### Directions
Return only the count of lines in the listing below where the word "editor" appears.

### Entries shown

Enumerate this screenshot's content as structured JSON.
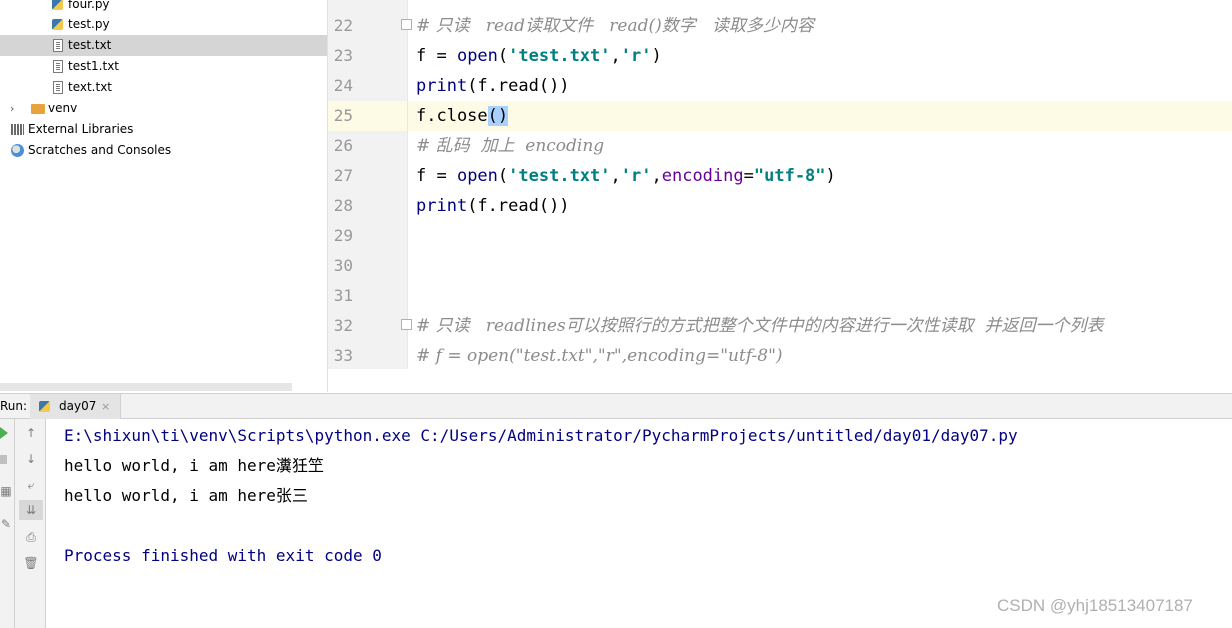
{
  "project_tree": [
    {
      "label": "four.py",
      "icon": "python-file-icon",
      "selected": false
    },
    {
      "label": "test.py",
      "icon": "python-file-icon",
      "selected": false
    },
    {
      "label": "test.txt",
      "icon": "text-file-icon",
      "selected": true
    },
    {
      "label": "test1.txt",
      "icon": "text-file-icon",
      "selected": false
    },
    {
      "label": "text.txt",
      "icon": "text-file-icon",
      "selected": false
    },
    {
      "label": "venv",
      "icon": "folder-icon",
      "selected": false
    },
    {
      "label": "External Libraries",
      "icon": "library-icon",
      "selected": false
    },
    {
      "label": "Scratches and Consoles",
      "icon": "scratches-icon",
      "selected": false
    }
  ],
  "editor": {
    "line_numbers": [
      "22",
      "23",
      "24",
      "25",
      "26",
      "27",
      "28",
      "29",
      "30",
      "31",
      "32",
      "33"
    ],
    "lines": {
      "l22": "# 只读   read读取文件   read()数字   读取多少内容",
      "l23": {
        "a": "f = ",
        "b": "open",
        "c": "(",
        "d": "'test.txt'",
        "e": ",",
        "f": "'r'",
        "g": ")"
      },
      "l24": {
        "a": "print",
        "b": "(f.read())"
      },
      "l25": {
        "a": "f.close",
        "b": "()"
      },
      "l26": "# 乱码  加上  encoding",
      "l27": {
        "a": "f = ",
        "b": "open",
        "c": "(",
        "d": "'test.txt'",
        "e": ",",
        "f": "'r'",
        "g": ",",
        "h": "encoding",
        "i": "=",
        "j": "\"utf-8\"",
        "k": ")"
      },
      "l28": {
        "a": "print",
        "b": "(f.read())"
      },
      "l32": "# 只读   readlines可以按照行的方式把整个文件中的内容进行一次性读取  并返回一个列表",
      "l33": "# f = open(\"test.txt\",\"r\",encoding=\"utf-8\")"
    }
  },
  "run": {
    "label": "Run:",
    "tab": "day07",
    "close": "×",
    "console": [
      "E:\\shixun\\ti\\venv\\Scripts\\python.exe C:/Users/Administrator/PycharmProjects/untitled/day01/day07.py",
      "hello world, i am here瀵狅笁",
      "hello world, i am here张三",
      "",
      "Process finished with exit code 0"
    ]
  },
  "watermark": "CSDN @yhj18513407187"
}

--

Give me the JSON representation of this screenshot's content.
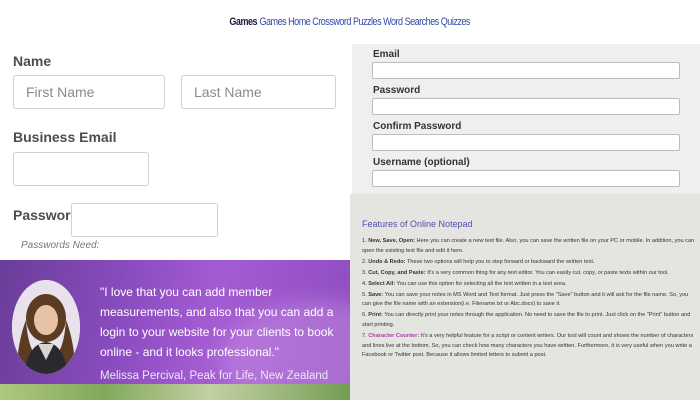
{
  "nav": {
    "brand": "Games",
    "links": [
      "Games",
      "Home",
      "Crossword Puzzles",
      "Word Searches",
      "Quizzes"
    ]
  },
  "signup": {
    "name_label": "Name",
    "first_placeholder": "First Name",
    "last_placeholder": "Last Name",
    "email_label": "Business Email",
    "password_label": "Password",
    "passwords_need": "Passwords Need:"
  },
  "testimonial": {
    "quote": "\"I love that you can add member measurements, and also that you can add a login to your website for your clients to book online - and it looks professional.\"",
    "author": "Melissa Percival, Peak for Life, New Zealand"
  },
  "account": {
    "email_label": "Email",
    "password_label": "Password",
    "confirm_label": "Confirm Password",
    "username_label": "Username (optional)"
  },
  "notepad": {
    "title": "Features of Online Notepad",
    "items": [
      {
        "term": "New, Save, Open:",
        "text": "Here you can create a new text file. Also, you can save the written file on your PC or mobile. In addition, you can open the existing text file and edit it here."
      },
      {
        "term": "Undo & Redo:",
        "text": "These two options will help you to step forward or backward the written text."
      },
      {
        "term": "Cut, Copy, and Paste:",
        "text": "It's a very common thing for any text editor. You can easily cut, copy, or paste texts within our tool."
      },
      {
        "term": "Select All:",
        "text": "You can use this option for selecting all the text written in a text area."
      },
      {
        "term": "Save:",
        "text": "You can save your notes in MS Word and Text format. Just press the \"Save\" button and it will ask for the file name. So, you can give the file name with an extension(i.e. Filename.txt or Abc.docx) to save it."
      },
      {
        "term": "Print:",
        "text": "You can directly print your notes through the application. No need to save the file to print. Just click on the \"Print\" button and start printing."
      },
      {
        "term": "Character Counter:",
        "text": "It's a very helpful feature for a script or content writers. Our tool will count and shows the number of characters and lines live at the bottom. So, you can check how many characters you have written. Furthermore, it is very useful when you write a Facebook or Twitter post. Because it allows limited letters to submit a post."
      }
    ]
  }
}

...

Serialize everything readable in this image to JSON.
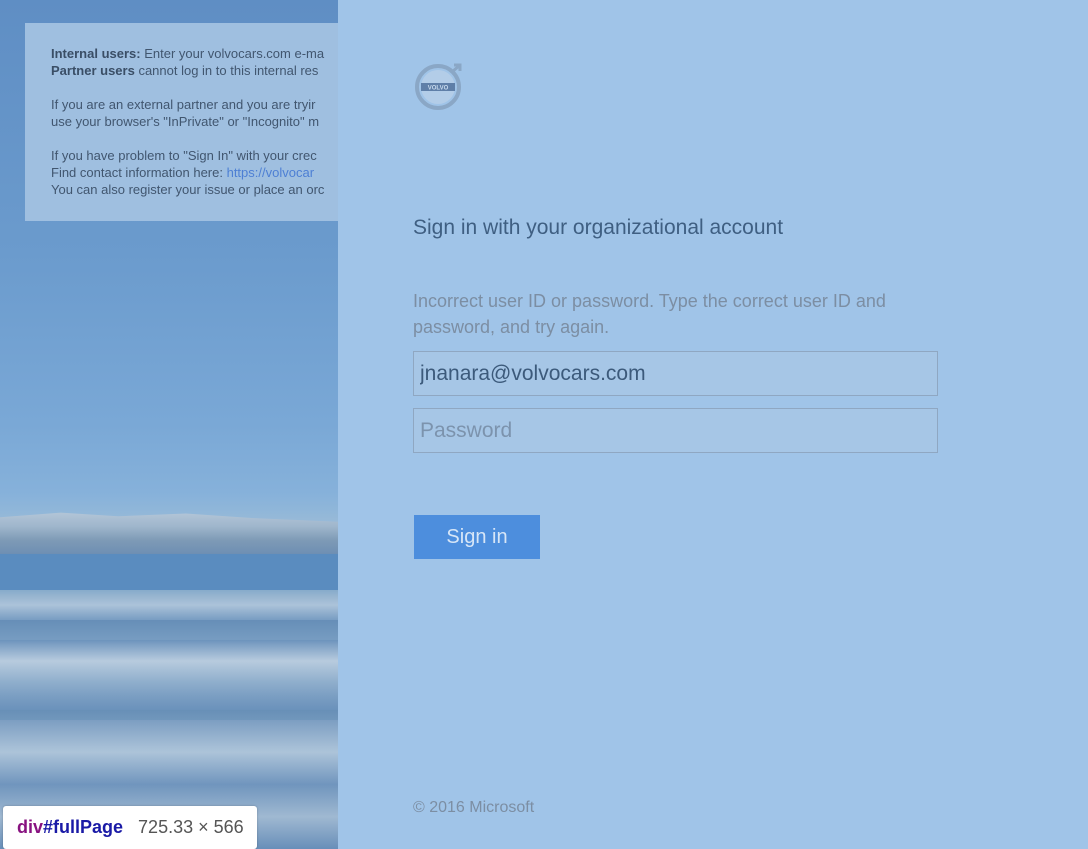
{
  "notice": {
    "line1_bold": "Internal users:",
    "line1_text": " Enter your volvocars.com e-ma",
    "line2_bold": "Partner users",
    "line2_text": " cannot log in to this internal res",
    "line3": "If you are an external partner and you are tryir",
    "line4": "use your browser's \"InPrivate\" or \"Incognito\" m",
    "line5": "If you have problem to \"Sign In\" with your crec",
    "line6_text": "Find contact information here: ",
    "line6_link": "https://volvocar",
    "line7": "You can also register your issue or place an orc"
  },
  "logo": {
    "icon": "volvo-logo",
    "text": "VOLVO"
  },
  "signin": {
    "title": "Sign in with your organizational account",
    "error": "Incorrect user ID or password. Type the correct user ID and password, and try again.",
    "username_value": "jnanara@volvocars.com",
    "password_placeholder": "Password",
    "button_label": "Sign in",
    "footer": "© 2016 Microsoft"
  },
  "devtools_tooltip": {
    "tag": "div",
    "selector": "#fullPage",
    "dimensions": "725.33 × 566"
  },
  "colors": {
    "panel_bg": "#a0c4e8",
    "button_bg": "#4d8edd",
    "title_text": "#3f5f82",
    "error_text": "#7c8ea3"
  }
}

### Task output
2